The Compson family, formerly genteel Southern patricians, now lead a degenerate, perverted life on their shrunken plantation near Jefferson, Miss. The disintegration of the family, which clings to outworn aristocratic conventions, is counterpointed by the strength of the black servants, who include old Dilsey and her son Luster. The latter tends the idiot Benjy Compson, who is 33 and incapable of speech or any but the simplest actions. Through his broken thoughts, which revert to his childhood at every chance stimulation of his acute senses, is disclosed the tragedy of his drunken father; his proud, sniveling, hypochondriac mother; his weakminded Uncle Maury; his sister Candace (Caddy), whom he adores because she is kind to him; his mean, dishonest brother Jason; and his sensitive brother Quentin, a promising student at Harvard, who goes mad, obsessed by love of Caddy, and, shamed by her seduction, commits suicide. When Caddy is forced to marry and leave home, Benjy is desolate, but he plays like a child with her illegitimate daughter, until she grows up, gives evidence of her mother's nymphomaniac strain, runs away with a tent-show performer, and steals a sum of money from Jason.

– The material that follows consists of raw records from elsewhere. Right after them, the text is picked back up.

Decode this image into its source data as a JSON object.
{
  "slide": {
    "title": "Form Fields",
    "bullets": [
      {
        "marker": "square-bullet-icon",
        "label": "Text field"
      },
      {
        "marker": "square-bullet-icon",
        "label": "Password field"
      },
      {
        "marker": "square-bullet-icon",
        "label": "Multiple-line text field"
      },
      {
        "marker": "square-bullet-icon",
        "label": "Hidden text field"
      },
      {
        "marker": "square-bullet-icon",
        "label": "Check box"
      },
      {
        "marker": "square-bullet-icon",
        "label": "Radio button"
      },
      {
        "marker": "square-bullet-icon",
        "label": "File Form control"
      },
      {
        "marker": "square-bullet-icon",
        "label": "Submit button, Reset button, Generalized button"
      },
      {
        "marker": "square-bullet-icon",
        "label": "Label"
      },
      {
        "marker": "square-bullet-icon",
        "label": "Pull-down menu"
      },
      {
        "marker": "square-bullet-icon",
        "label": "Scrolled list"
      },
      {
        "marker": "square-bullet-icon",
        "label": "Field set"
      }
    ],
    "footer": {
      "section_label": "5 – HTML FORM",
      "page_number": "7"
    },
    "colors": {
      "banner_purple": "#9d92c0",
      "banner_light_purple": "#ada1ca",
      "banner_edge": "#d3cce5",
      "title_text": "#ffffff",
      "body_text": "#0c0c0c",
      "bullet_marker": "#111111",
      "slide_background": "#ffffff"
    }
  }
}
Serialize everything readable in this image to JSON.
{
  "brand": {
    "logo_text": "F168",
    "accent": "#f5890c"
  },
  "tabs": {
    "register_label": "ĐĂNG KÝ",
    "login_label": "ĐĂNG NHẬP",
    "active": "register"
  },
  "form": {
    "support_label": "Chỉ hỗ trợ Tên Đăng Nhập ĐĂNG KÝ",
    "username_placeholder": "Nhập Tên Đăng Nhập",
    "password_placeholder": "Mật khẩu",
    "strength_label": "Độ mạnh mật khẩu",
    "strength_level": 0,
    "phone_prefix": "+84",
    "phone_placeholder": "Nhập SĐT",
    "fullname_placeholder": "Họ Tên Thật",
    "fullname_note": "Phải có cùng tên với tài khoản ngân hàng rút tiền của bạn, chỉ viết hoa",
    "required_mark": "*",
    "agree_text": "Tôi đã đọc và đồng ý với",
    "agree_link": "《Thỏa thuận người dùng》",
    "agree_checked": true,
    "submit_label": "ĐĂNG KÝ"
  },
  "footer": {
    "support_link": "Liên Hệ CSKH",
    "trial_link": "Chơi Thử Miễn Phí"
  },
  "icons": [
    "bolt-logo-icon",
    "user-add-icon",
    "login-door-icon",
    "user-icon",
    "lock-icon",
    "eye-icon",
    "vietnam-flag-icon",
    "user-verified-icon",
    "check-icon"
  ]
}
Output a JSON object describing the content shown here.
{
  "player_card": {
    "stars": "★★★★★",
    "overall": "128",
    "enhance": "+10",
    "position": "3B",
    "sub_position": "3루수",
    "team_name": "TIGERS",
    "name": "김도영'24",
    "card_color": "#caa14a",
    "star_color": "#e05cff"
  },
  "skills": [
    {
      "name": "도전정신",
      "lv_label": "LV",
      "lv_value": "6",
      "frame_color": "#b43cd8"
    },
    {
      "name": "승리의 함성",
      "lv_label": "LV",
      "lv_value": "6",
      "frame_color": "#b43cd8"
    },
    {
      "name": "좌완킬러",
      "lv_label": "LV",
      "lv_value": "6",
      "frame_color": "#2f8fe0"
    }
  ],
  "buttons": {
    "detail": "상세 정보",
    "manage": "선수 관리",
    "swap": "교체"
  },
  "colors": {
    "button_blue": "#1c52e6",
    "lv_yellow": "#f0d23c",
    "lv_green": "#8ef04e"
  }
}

Related content in Oxford Reference
William Faulkner (1897—1962) American novelist